About six months after we began cruising, a local fisherman offered us scallops — that pile in the photo. Now, coming from the midwest, I’d never even had scallops before, much less cooked them. But I knew they were considered a delicacy.
And so we bought the scallops — or rather, we traded some flashlight batteries and a couple of beers for them. And I quickly pulled out a seafood cookbook, found a recipe and carefully followed the directions. I can only describe the result as white hockey pucks. Rubbery is an inadequate term for what we tried to eat that night. Dave and I decided that we just didn’t get the appeal of scallops.

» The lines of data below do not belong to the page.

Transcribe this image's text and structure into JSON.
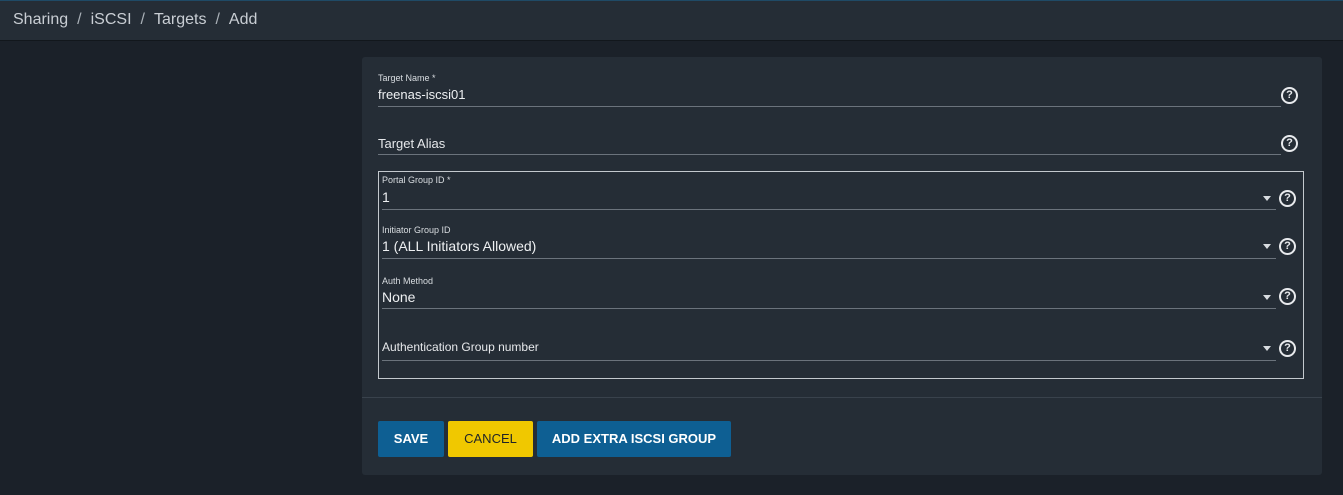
{
  "breadcrumb": [
    "Sharing",
    "iSCSI",
    "Targets",
    "Add"
  ],
  "form": {
    "target_name": {
      "label": "Target Name *",
      "value": "freenas-iscsi01"
    },
    "target_alias": {
      "placeholder": "Target Alias"
    },
    "group": {
      "portal_group": {
        "label": "Portal Group ID *",
        "value": "1"
      },
      "initiator_group": {
        "label": "Initiator Group ID",
        "value": "1 (ALL Initiators Allowed)"
      },
      "auth_method": {
        "label": "Auth Method",
        "value": "None"
      },
      "auth_group": {
        "placeholder": "Authentication Group number"
      }
    }
  },
  "buttons": {
    "save": "SAVE",
    "cancel": "CANCEL",
    "add_group": "ADD EXTRA ISCSI GROUP"
  },
  "icons": {
    "help": "help-circle-icon",
    "dropdown": "caret-down-icon"
  },
  "colors": {
    "background": "#1b2129",
    "panel": "#252d36",
    "primary": "#0e5f93",
    "warning": "#f0c800"
  }
}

A year later, our friends Robin (pictured) and Martin invited us aboard their boat, The Cat’s Meow, for dinner . . . and it turned out that scallops were on the menu. Dave and I exchanged a glance, but it seemed rather impolite to jump overboard to avoid the scallops, so we resolved to eat at least a few.
My first bite into Robin’s scallops told me that I’d been wrong to think I didn’t like them. The scallops she served simply melted in my mouth. And so I asked how she prepared them. She had to have some secret! Since my disaster, I’d seen another recipe calling for pounding scallops to tenderize them. Was that what she’d done?
“No,” Robin told me, “the whole secret is to just barely introduce the scallops to warmth.”
Robin went on to explain that basically you don’t want to think of it as “cooking” a scallop, as they get tough very easily (yeah, I knew that!).
Robin’s technique — and now mine — is to cook the other ingredients in the dish (say pasta and a butter sauce with garlic, green onions and sun-dried tomatoes in olive oil), then toss the scallops into the pan, turn the heat off, put the cover on and wait 2 to 3 minutes until the scallops were just opaque.
I’ve used this technique numerous times since then, and had great results.
If you use frozen scallops, they need to be thawed first. The best way to thaw them is to put them in a sealable plastic container with cool water and put it all in the refrigerator for 30 minutes or more until they’re thawed (larger ones will take longer to thaw than small scallops). Drain the water and pat them dry before using them.And what made me write about this today? I have some scallops in the freezer and was looking for a new recipe for dinner. And the first three recipes I looked at told me to (1) broil the scallops for 15 minutes a side, (2) saute them until “a deep golden brown” and (3) grill them over a hot fire for 5 minutes a side. No, thanks — I’ve had hockey pucks before!
I have no idea why otherwise good cookbooks give this information, but I suggest you ignore directions like those and “just barely introduce the scallops to heat.” You’ll be glad you did!
Learn more about cooking seafood along with more than 800 boat-friendly recipes in The Boat Galley Cookbook. Get a free sample with 33 recipes in a 28-page PDF:
by Carolyn Shearlock and Jan Irons